So far, compared to the first couple seasons of Laine’s career, it looks like he’s actually been making strides defensively, but we still need to look at his puck management. Is Laine turning the puck over a ton and undoing all this good work?
Unfortunately, the answer to that seems to be a resounding yes. His defensive zone turnover rate this season is disastrous, much higher than the team average, and leads to more chances in which teammates aren’t in position to defend properly.
A higher O-zone turnover rate for an offence-focused player is to be expected, because they take more risks to create offence, and turnovers in the offensive zone are generally less dangerous than in the defensive or neutral zones, but the problem here for Laine is that he’s turning the puck over more often per possession in every zone.
Not only does this make Laine a risky player with the puck, but it also makes him a target for opposing checkers, because teams can smell blood in the water when a player is having trouble handling the puck effectively, which just exacerbates the problem.
Of the 357 forwards who have played 300 or more minutes in the NHL this season, only one turns the puck over more often than Laine at 22.9 per cent, and that’s Montreal’s Nicolas Deslauriers at 23 per cent. Since Laine handles the puck more often, no forward in that cohort produces more defensive zone turnovers per 20 minutes of ice time than Laine’s 3.08.
This is a major issue for Laine that he needs to work on, and while I wouldn’t come anywhere close to agreeing with Burke that Laine brings only goals to the table, it would help if he was a bit more careful in his own zone.

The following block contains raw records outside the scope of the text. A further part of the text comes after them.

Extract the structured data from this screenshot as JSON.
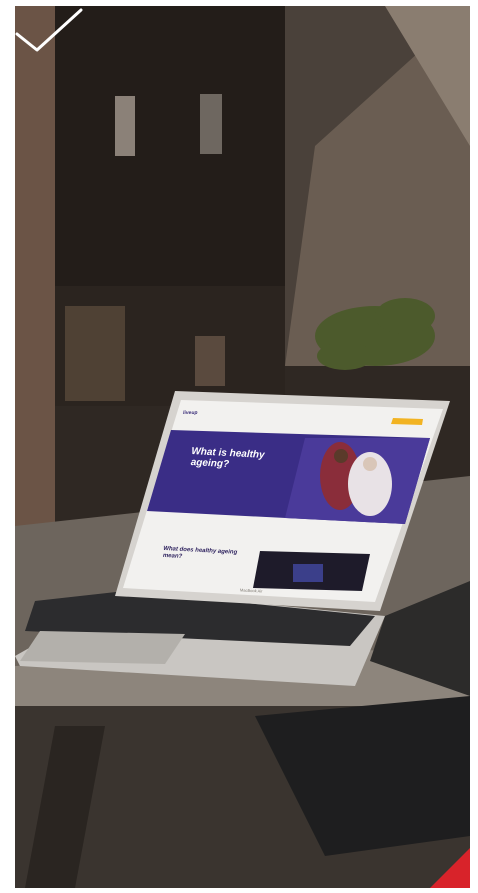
{
  "overlay": {
    "check_icon": "checkmark-icon",
    "accent_color": "#d8232a"
  },
  "laptop": {
    "logo_text": "liveup",
    "hero_title": "What is healthy ageing?",
    "section_heading": "What does healthy ageing mean?",
    "cta_label": "",
    "model_text": "MacBook Air"
  }
}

Andrew Berkshire is a hockey writer specializing in data-driven analysis of the game.